IJMS, Vol. 23, Pages 1320: The Mitochondrial PHB2/OMA1/DELE1 Pathway Cooperates with Endoplasmic Reticulum Stress to Facilitate the Response to Chemotherapeutics in Ovarian Cancer (International Journal of Molecular Sciences)

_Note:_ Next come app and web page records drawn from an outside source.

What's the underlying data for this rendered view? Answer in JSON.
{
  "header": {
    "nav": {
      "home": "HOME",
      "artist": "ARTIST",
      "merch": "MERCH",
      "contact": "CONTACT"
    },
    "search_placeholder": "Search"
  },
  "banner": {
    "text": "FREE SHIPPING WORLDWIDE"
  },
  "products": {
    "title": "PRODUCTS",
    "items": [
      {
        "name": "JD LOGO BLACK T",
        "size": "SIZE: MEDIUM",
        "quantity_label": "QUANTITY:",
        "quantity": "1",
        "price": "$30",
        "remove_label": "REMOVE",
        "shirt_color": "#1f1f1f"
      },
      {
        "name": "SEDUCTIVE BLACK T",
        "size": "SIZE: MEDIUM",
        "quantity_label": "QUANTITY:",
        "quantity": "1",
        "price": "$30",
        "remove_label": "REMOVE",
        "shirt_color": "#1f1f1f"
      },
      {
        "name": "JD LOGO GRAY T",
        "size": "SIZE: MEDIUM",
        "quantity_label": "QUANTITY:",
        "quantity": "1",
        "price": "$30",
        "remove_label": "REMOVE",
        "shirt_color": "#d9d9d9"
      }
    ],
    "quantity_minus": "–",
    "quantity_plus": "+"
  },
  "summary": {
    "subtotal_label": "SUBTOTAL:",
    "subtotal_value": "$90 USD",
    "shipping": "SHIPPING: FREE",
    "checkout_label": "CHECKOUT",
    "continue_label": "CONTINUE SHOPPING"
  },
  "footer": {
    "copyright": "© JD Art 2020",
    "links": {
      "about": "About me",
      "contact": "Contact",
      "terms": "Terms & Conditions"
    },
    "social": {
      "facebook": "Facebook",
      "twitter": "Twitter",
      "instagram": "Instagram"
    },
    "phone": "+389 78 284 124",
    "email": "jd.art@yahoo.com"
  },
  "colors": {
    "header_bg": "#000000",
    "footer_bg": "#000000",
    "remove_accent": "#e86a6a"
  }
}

Interactions between the mitochondrial inner and outer membranes and between mitochondria and other organelles closely correlates with the sensitivity of ovarian cancer to cisplatin and other chemotherapeutic drugs. However, the underlying mechanism remains unclear. Recently, the mitochondrial protease OMA1, which regulates internal and external signals in mitochondria by cleaving mitochondrial proteins, was shown to be related to tumor progression. Therefore, we evaluated the effect of OMA1 on the response to chemotherapeutics in ovarian cancer cells and the mouse subcutaneous tumor model. We found that OMA1 activation increased ovarian cancer sensitivity to cisplatin in vivo and in vitro. Mechanistically, in ovarian cancer, OMA1 cleaved optic atrophy 1 (OPA1), leading to mitochondrial inner membrane cristae remodeling. Simultaneously, OMA1 induced DELE1 cleavage and its cytoplasmic interaction with EIF2AK1. We also demonstrated that EIF2AK1 cooperated with the ER stress sensor EIF2AK3 to amplify the EIF2S1/ATF4 signal, resulting in the rupture of the mitochondrial outer membrane. Knockdown of OMA1 attenuated these activities and reversed apoptosis. Additionally, we found that OMA1 protease activity was regulated by the prohibitin 2 (PHB2)/stomatin-like protein 2 (STOML2) complex. Collectively, OMA1 coordinates the mitochondrial inner and outer membranes to induce ovarian cancer cell death. Thus, activating OMA1 may be a novel treatment strategy for ovarian cancer.